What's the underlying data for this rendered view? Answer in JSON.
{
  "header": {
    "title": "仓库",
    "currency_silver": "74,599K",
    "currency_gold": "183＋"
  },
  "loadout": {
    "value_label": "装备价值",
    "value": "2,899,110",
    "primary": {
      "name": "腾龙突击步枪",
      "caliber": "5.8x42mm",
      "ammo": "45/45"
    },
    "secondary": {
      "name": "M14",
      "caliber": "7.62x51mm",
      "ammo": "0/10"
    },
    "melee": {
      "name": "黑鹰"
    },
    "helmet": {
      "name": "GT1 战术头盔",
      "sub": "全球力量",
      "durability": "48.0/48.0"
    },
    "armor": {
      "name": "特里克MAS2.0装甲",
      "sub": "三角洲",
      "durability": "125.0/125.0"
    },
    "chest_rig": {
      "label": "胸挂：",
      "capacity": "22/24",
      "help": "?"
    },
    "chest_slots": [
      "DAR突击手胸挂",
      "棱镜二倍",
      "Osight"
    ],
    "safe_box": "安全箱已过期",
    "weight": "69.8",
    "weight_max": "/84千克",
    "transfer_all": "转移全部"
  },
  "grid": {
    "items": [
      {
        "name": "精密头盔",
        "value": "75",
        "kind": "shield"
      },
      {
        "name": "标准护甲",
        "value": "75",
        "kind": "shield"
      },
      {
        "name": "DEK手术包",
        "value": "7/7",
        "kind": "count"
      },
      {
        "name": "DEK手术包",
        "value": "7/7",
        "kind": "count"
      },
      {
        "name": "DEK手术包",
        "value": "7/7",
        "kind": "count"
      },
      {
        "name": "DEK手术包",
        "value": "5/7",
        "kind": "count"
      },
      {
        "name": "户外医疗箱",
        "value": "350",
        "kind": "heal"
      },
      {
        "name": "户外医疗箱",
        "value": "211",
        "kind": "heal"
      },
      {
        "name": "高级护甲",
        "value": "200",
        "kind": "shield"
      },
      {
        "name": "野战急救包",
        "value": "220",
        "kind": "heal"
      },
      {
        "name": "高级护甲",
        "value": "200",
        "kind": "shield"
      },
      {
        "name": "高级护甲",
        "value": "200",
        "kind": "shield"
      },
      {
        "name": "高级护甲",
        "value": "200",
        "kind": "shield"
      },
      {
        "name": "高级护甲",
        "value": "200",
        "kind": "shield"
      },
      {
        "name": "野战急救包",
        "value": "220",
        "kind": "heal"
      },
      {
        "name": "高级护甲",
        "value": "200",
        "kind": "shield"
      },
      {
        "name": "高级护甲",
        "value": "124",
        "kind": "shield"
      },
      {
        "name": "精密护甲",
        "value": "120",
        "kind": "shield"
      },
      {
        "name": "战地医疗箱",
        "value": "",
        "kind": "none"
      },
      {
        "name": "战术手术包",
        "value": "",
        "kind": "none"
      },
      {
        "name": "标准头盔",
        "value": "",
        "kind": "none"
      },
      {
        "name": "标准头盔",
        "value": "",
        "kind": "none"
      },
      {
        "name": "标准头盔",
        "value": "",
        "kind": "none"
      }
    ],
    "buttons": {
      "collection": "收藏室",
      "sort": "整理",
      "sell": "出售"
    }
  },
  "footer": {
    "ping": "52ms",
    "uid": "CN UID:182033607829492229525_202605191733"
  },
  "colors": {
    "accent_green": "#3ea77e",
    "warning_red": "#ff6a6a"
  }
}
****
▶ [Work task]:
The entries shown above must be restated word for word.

▶ [Response for this exercise]:
What's the underlying data for this rendered view? Answer in JSON.
{
  "header": {
    "title": "仓库",
    "currency_silver": "74,599K",
    "currency_gold": "183＋"
  },
  "loadout": {
    "value_label": "装备价值",
    "value": "2,899,110",
    "primary": {
      "name": "腾龙突击步枪",
      "caliber": "5.8x42mm",
      "ammo": "45/45"
    },
    "secondary": {
      "name": "M14",
      "caliber": "7.62x51mm",
      "ammo": "0/10"
    },
    "melee": {
      "name": "黑鹰"
    },
    "helmet": {
      "name": "GT1 战术头盔",
      "sub": "全球力量",
      "durability": "48.0/48.0"
    },
    "armor": {
      "name": "特里克MAS2.0装甲",
      "sub": "三角洲",
      "durability": "125.0/125.0"
    },
    "chest_rig": {
      "label": "胸挂：",
      "capacity": "22/24",
      "help": "?"
    },
    "chest_slots": [
      "DAR突击手胸挂",
      "棱镜二倍",
      "Osight"
    ],
    "safe_box": "安全箱已过期",
    "weight": "69.8",
    "weight_max": "/84千克",
    "transfer_all": "转移全部"
  },
  "grid": {
    "items": [
      {
        "name": "精密头盔",
        "value": "75",
        "kind": "shield"
      },
      {
        "name": "标准护甲",
        "value": "75",
        "kind": "shield"
      },
      {
        "name": "DEK手术包",
        "value": "7/7",
        "kind": "count"
      },
      {
        "name": "DEK手术包",
        "value": "7/7",
        "kind": "count"
      },
      {
        "name": "DEK手术包",
        "value": "7/7",
        "kind": "count"
      },
      {
        "name": "DEK手术包",
        "value": "5/7",
        "kind": "count"
      },
      {
        "name": "户外医疗箱",
        "value": "350",
        "kind": "heal"
      },
      {
        "name": "户外医疗箱",
        "value": "211",
        "kind": "heal"
      },
      {
        "name": "高级护甲",
        "value": "200",
        "kind": "shield"
      },
      {
        "name": "野战急救包",
        "value": "220",
        "kind": "heal"
      },
      {
        "name": "高级护甲",
        "value": "200",
        "kind": "shield"
      },
      {
        "name": "高级护甲",
        "value": "200",
        "kind": "shield"
      },
      {
        "name": "高级护甲",
        "value": "200",
        "kind": "shield"
      },
      {
        "name": "高级护甲",
        "value": "200",
        "kind": "shield"
      },
      {
        "name": "野战急救包",
        "value": "220",
        "kind": "heal"
      },
      {
        "name": "高级护甲",
        "value": "200",
        "kind": "shield"
      },
      {
        "name": "高级护甲",
        "value": "124",
        "kind": "shield"
      },
      {
        "name": "精密护甲",
        "value": "120",
        "kind": "shield"
      },
      {
        "name": "战地医疗箱",
        "value": "",
        "kind": "none"
      },
      {
        "name": "战术手术包",
        "value": "",
        "kind": "none"
      },
      {
        "name": "标准头盔",
        "value": "",
        "kind": "none"
      },
      {
        "name": "标准头盔",
        "value": "",
        "kind": "none"
      },
      {
        "name": "标准头盔",
        "value": "",
        "kind": "none"
      }
    ],
    "buttons": {
      "collection": "收藏室",
      "sort": "整理",
      "sell": "出售"
    }
  },
  "footer": {
    "ping": "52ms",
    "uid": "CN UID:182033607829492229525_202605191733"
  },
  "colors": {
    "accent_green": "#3ea77e",
    "warning_red": "#ff6a6a"
  }
}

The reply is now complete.